  • Professor Richard Chisholm AM »

    Richard Chisholm grew up in Sydney and did his undergraduate degree at the University of Sydney (BA, LLB, 1968) and his post graduate degree at Oxford (BCL, 1970), after which he was an academic at the University of New South Wales Law School, specialising in family law.  In the 1970s he was a founding member of the Aboriginal Legal Service, and the founding President of the children’s rights group Action for Children. 

    He was appointed as a Judge of the Family Court of Australia in 1993. On his retirement in 2004, he resumed academic work, and was appointed Honorary Professor of Law at the University of Sydney, and, after his move to Canberra in 2006, Adjunct Professor at the ANU College of Law. He was awarded the AM in 2009 for ‘service to the judiciary, to the law and to legal education, particularly in the field of family law and the welfare and rights of children and young people’.

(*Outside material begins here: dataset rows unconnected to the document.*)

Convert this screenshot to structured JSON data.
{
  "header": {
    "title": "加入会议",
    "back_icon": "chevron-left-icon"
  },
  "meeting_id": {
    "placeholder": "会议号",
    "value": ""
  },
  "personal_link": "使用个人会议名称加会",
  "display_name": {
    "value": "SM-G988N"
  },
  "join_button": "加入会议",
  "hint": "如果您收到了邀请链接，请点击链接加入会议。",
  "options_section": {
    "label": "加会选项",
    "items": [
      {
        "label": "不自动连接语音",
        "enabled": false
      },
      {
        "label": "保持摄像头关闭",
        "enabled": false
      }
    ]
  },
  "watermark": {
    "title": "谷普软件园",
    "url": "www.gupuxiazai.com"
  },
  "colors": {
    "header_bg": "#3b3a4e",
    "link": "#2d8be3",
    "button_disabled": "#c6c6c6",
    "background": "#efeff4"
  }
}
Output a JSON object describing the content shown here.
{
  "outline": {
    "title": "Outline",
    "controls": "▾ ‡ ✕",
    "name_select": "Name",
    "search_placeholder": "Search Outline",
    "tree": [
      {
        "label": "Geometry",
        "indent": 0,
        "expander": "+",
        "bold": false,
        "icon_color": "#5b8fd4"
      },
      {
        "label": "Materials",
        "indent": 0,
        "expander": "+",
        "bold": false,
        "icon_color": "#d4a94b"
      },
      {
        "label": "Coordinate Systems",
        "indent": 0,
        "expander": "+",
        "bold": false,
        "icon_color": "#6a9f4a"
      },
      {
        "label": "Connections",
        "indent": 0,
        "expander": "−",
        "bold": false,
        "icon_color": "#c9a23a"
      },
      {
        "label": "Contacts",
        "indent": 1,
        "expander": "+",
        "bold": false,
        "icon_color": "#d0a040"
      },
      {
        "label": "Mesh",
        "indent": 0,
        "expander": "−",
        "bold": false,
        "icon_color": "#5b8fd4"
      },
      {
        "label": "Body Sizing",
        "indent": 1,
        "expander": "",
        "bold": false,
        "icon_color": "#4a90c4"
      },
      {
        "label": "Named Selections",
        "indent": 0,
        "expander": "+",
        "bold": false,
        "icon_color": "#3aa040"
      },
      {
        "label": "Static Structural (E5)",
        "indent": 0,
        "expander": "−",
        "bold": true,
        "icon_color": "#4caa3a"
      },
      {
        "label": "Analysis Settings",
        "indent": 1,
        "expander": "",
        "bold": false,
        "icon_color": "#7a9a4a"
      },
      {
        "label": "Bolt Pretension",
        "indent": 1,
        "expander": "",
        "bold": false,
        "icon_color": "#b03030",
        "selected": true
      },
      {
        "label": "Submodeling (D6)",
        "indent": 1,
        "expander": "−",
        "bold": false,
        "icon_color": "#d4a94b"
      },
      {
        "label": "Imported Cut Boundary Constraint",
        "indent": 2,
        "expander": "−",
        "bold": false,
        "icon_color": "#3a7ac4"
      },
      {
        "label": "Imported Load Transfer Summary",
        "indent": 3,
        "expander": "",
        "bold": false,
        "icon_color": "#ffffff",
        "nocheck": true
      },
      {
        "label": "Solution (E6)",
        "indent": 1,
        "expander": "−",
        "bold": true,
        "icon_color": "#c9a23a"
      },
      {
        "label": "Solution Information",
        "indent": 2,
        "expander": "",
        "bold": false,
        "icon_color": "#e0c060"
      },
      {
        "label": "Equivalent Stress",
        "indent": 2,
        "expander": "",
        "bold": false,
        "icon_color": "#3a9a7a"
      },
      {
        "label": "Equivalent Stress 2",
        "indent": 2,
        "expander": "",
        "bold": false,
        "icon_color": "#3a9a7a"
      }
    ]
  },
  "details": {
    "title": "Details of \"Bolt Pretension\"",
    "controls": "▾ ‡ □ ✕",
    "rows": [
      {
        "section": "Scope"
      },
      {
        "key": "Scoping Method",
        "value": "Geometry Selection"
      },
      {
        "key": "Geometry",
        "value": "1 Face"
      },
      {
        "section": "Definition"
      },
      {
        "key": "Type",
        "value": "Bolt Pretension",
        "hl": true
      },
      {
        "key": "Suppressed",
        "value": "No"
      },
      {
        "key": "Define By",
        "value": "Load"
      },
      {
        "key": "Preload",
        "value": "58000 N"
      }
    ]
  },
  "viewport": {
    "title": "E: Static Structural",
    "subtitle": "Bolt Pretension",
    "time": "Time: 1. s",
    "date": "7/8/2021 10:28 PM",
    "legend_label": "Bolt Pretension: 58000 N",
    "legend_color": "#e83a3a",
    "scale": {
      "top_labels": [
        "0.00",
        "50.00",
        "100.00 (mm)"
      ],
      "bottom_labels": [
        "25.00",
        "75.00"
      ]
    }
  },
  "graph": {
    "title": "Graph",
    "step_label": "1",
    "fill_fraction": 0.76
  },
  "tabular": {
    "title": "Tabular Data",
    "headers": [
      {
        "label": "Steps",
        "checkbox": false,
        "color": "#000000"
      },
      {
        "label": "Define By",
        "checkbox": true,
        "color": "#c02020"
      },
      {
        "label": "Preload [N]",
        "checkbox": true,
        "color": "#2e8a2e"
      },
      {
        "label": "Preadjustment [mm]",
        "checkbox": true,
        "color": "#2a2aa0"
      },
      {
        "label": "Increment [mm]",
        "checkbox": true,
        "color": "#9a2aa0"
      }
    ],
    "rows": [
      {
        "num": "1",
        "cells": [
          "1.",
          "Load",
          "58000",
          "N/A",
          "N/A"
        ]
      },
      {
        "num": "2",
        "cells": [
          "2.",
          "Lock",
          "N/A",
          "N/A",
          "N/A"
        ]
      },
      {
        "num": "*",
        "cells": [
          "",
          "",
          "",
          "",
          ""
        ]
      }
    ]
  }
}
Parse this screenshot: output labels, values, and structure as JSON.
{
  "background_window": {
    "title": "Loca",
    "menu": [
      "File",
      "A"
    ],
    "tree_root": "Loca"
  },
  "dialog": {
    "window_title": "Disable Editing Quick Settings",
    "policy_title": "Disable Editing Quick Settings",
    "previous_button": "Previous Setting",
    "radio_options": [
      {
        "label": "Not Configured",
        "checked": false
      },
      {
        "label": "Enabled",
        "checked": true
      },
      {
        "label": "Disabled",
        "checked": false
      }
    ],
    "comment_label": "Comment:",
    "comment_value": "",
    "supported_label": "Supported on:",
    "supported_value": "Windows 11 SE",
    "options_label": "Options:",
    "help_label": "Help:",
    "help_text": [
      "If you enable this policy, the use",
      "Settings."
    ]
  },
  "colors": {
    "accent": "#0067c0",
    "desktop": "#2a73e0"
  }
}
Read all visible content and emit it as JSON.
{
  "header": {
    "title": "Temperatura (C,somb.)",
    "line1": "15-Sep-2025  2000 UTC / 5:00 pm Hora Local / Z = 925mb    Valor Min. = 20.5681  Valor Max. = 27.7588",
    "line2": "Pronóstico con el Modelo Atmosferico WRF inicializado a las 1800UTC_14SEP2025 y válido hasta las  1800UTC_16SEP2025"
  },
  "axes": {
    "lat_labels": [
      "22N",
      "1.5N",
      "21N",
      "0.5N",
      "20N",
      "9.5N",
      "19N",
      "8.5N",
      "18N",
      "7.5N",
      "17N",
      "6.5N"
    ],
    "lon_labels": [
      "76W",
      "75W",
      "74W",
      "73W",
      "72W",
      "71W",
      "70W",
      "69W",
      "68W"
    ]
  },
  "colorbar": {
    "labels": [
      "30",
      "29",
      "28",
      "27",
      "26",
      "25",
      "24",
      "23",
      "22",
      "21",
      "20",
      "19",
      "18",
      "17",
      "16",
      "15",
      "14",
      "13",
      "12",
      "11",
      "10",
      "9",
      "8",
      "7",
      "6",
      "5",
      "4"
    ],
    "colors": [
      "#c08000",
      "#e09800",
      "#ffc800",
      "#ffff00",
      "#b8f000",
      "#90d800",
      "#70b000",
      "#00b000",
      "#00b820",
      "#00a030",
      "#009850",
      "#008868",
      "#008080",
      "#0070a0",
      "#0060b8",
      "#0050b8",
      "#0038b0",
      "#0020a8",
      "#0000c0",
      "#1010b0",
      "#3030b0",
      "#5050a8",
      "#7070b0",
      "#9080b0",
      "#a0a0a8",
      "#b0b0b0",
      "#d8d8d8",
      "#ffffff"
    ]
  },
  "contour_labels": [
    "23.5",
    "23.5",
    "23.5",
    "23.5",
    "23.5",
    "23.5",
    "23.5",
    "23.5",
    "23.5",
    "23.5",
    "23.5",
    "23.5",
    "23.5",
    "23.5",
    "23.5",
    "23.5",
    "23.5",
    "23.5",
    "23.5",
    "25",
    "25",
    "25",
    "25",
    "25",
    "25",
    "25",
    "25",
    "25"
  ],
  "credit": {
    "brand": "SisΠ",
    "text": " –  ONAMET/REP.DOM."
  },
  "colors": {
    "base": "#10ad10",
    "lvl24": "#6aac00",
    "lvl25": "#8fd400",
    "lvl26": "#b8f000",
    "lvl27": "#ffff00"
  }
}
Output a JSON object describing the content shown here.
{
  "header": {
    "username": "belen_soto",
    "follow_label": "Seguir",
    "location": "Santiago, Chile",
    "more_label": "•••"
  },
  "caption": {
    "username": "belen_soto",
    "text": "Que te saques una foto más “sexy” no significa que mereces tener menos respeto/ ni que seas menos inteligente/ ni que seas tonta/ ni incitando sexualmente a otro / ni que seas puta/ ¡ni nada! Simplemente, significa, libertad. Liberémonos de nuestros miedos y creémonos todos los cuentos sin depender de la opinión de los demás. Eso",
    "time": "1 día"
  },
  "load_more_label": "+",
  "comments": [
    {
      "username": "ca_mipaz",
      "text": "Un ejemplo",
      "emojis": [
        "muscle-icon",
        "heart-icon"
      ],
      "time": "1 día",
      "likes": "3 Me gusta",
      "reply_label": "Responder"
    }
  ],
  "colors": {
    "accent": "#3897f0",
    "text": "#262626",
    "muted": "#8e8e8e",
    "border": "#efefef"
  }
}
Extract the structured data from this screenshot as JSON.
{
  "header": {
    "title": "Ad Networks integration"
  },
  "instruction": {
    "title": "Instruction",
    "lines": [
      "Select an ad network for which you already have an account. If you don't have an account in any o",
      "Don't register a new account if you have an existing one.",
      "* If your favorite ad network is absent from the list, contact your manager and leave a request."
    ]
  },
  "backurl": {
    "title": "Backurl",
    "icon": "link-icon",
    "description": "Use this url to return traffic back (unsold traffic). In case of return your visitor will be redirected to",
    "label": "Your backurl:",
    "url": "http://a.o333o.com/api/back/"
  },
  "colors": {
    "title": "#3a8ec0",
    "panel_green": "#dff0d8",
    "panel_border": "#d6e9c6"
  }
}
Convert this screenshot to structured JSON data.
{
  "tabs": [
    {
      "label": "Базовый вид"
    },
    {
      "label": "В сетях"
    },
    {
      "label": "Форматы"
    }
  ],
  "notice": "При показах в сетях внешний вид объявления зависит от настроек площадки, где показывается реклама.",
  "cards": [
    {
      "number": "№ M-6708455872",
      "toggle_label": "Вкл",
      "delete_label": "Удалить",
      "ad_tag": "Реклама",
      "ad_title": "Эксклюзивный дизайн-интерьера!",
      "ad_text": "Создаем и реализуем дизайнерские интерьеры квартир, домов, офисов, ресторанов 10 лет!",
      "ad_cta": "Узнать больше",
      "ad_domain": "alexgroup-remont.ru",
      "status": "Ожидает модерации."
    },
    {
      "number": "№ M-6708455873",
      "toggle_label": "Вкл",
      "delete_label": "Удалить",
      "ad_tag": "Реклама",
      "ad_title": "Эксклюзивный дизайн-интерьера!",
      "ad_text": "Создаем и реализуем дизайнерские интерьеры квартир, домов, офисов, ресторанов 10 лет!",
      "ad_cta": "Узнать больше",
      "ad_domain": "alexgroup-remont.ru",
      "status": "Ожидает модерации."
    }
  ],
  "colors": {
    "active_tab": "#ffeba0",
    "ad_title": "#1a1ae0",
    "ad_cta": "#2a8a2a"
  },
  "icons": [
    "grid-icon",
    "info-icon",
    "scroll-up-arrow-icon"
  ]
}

    He has worked with a variety of organisations, including the Family Law Council, the Australian Law Reform Commission, the New South Wales Law Reform Commission, and the NSW Child Protection Council. Since leaving the bench he has continued to research and publish on family law. His recent work includes collaborative projects with the Attorney-General’s Department, Professor Patrick Parkinson, Professor Bruce Smyth, Dr Jenn McIntosh and the Australian Institute of Family Studies (he was appointed a member of its Advisory Council in 2012). His report, the Family Courts Violence Review, was released by the Commonwealth Attorney-General in 2010. As well as family law, he is currently interested in what lawyers and legal scholars might learn from current understandings about cognition and heuristics, as illustrated by such publications as Daniel Kahneman’s 'Thinking, Fast and Slow' (2011).

  • Dr Virginia Marshall »

    Virginia is the Inaugural Indigenous Postdoctoral Fellow with the Australian National University's School of Regulation and Global Governance (RegNet) and the Fenner School of Environment and Society. She is a practising lawyer and duty solicitor, a former associate & researcher with the Federal Court of Australia in Sydney and professional member of the NSW Law Society and Women Lawyers Association of NSW. Former Senior Legal Officer of the Australian Law Reform Commission and inquiry into 'Family Violence & Commonwealth Laws: Improving Legal Frameworks' (ALRC 117), Executive Officer of the NSW Government's 'Aboriginal Water Trust' and criminal defence lawyer with NSW Legal Aid.

    Virginia is the winner of the WEH Stanner Award for the best thesis by an Indigenous author, titled, 'A web of Aboriginal water rights: Examining the competing Aboriginal claim for water property rights and interests in Australia'. She is in demand as a Keynote Speaker on Indigenous water law and governance, Indigenous traditional knowledge systems and the intersectionality of western intellectual property regimes and the Indigenous commercialisation of native foods and medicines.

    A lifetime member of the Golden Key International Honour Society and Magistrate for the NSW Law Society's 'Mock Trial Competition'.

    Virginia is Partner Investigator (PI) with an ARC Linkage Grant, ‘Garuwanga: Forming a Competent Authority to Protect Indigenous Knowledge’ ($244,000) to "govern and administer a legal framework in order to ensure consent of Indigenous communities is obtained for access to Aboriginal traditional knowledge and to establish a fair and equitable benefit-sharing mechanism for use of that knowledge”.

Updated:  10 August 2015/Responsible Officer:  College General Manager, ANU College of Law/Page Contact:  Law Marketing Team